Element data from apps and pages
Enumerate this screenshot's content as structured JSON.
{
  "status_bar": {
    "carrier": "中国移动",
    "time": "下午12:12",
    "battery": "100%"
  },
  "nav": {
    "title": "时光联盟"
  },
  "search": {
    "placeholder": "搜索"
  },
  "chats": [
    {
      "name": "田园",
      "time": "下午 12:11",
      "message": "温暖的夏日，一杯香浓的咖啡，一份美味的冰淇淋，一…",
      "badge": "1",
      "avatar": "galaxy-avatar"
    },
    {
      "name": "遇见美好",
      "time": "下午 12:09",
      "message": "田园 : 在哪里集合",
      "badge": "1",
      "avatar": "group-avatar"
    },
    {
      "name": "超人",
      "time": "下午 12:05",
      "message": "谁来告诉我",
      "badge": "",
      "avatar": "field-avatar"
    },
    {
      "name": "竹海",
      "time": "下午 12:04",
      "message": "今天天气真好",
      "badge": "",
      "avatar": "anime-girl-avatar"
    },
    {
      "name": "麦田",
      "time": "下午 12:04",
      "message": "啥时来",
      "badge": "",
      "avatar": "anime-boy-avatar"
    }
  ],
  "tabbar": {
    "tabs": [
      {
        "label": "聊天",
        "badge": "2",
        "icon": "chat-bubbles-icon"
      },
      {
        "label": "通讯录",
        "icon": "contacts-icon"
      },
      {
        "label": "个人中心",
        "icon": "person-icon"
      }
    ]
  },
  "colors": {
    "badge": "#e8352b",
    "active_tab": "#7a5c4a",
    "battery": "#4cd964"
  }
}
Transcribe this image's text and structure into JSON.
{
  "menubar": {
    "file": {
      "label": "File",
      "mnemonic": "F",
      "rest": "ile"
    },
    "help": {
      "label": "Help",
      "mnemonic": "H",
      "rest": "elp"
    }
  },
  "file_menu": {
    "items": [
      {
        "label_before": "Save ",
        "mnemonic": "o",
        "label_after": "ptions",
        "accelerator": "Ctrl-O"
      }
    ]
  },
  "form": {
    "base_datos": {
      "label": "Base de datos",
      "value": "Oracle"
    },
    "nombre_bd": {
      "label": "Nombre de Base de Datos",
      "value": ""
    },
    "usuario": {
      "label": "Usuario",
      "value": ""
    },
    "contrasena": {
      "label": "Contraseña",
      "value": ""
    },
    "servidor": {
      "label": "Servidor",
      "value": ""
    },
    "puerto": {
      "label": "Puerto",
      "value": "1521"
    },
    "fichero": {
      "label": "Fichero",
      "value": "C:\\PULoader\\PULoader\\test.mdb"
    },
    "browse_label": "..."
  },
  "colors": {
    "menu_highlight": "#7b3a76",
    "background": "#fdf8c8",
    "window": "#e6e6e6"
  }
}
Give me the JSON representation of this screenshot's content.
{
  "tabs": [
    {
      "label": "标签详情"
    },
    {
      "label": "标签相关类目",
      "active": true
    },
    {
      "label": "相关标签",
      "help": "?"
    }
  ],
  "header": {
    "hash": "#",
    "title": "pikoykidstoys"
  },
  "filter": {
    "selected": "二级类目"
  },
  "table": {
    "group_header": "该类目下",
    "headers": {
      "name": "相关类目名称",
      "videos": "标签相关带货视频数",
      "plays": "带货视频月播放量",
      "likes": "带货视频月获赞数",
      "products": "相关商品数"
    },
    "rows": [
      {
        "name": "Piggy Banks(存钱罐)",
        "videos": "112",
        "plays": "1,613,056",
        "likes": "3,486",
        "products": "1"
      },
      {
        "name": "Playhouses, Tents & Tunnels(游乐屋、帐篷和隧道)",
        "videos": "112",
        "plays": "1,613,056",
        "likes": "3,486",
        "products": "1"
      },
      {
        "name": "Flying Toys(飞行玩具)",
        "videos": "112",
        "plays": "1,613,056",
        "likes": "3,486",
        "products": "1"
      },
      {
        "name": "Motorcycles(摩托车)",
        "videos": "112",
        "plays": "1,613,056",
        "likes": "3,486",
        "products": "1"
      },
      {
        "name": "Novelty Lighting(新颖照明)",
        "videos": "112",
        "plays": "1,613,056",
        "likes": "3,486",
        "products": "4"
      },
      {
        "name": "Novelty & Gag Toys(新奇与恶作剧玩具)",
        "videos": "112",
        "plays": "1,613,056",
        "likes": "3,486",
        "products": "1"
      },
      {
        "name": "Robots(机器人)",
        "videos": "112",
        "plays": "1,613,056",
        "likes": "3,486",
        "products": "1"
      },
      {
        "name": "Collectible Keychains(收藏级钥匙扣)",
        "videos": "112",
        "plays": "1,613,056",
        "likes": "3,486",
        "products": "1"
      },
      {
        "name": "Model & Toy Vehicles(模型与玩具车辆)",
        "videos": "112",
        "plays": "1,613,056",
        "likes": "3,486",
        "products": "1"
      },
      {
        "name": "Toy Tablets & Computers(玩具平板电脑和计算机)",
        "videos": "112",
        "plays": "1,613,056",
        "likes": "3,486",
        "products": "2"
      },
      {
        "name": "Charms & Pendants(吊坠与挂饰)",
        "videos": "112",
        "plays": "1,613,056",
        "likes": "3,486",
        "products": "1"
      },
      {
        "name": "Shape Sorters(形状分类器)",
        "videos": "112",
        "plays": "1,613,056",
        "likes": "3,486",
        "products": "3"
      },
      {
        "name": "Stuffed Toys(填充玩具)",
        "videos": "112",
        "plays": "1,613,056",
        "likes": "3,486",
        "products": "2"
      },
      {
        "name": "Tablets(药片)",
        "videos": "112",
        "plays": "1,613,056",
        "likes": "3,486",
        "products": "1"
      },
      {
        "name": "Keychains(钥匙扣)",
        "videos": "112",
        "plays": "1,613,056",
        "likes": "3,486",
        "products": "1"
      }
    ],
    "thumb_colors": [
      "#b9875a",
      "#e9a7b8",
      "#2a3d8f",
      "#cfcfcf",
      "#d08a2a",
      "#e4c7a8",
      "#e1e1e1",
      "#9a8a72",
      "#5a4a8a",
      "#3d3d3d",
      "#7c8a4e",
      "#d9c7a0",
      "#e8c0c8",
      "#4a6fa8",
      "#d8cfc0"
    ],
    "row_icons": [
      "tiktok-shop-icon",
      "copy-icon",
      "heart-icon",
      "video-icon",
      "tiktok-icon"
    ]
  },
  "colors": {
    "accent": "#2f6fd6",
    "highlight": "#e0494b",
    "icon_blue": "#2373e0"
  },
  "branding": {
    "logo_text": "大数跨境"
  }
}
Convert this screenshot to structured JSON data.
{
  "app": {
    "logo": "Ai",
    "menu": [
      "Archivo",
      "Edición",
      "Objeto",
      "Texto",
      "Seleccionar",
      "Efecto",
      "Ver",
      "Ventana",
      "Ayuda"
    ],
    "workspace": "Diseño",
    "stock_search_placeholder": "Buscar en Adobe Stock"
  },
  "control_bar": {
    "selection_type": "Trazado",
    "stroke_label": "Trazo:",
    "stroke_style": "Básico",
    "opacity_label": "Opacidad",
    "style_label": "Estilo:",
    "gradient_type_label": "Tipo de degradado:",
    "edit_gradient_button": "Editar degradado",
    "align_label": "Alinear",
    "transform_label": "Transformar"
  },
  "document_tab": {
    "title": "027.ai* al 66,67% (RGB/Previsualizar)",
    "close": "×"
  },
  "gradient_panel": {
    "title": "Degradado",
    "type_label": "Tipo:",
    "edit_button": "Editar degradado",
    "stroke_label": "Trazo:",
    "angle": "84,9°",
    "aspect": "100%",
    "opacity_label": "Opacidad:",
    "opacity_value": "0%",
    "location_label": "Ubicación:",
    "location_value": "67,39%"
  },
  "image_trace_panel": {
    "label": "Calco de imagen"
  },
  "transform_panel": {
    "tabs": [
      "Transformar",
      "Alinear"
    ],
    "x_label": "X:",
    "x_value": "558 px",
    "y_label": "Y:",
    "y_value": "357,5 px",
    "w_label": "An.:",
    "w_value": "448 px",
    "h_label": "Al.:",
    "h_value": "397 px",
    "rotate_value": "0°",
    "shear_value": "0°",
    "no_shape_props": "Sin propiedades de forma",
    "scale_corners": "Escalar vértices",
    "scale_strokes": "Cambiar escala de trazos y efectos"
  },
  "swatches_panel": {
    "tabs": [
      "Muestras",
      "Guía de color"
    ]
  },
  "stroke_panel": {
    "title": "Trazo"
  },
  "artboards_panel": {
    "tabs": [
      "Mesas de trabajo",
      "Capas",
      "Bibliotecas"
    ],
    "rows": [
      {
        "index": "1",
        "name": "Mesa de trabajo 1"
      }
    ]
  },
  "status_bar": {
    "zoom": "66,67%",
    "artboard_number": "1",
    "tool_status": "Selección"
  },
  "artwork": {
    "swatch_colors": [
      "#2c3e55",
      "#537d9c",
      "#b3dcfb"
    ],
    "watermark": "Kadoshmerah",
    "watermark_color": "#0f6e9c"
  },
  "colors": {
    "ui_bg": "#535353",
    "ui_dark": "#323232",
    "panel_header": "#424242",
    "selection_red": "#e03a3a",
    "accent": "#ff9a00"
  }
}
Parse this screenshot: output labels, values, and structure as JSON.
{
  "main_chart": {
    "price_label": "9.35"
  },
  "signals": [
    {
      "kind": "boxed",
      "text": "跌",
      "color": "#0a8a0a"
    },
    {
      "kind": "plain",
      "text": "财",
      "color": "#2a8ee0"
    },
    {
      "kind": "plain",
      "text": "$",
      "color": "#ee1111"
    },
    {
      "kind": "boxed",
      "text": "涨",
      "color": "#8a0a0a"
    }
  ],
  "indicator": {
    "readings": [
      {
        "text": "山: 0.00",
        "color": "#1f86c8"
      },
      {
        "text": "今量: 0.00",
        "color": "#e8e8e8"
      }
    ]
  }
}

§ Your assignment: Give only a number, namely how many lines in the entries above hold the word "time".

§ Reply to the exercise: 6